Other lines being considered in Yorkshire and the Humber include the service from Cross Gates in Leeds to Northallerton via Wetherby, Harrogate and Ripon, the Don Valley Line, the Upper Wensleydale Railway and the reinstatement of the North Midland Line between Barnsley to Wakefield via Royston.

So far successful bids from rounds one and two of the fund are the reintroduction of passenger services on the Barrow Hill line between Sheffield and Chesterfield and reopened lines and new passenger services between Gainsborough and Barton-upon-Humber.

All the round three bids will be assessed by an expert panel in June, including three Government Ministers, the Chair of Network Rail and Isabel Dedring, former London Deputy Mayor for Transport.

And the bid for funding would provide 75 per cent of the costs of a feasibility study, up to a maximum of £50,000. Officials from the DfT will then work alongside the project’s team to develop a detailed business case, the first step towards potentially obtaining funding for the project’s delivery itself.

Conservative MP for Beverley and Holderness Graham Stuart, one of a cross-party group of MPs backing the restoration of the Beverley-York line, said he had spoken to Rail Minister Chris Heaton-Harris about the scheme and was told it had potential.

Mr Stuart, himself a Minister in the Department for International Trade, said: "I’ve since met with the Minister for further advice, and we now also have international engineering firm AECOM assisting us.

“This has cross-party support all along the proposed line of route, in recognition of the fact that it would help to relieve traffic congestion and harmful emissions, boost job opportunities and tourism, and free up services on the existing routes out of Hull.”

The Yorkshire Post understands that AECOM, which describes itself as the world's premier infrastructure consulting firm, has been providing some consultancy work and advice as well as looking over the bid application to refine it and add their technical expertise

Before closure the route Hull–Beverley–Market Weighton–York had daily direct trains and was often referred to as the Hull to York line. The line was recommended for closure in the 1963 Beeching report and closed in November 1965.

A group, the Minsters' Rail Campaign, was established in 2001 to promote the re-opening of the line. If successful the line would stop at Market Weighton, Pocklington, Stamford Bridge and Haxby before arriving at York, and would also serve Cottingham and Hull Paragon Interchange.

The funding bid has been supported by MPs in both Hull and York as well as the East Riding, including Dame Diana Johnson, Emma Hardy, David Davis, Julian Sturdy and Rachael Maskell.
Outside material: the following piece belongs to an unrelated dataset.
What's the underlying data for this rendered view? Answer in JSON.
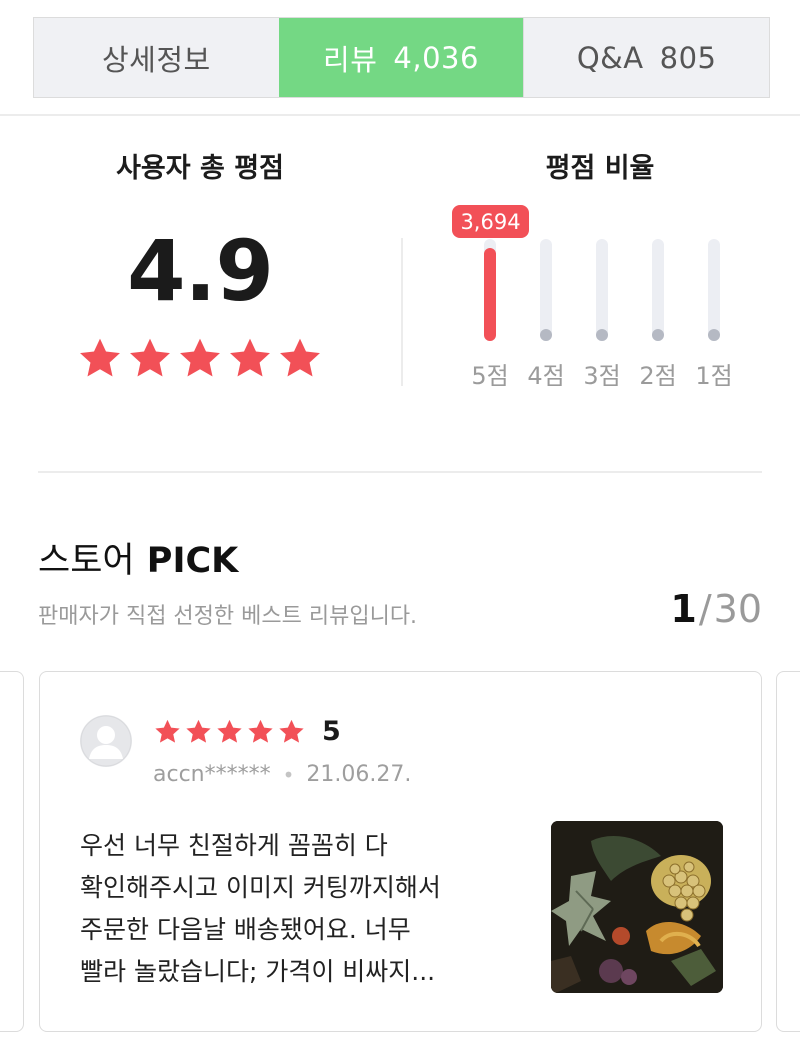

It is also being supported by East Riding of Yorkshire Council, Hull City Council and the City of York Council.

Rail Minister Chris Heaton-Harris said: “For towns and villages left isolated by Beeching cuts, restoring a rail line or a station has the potential to revitalise a community.

"It breathes new life into our high streets, drives investment in businesses and housing, and opens new opportunities for work and education.

“By building back with a real focus on better connections and supporting left behind communities, we are delivering on our promise to level up this country.”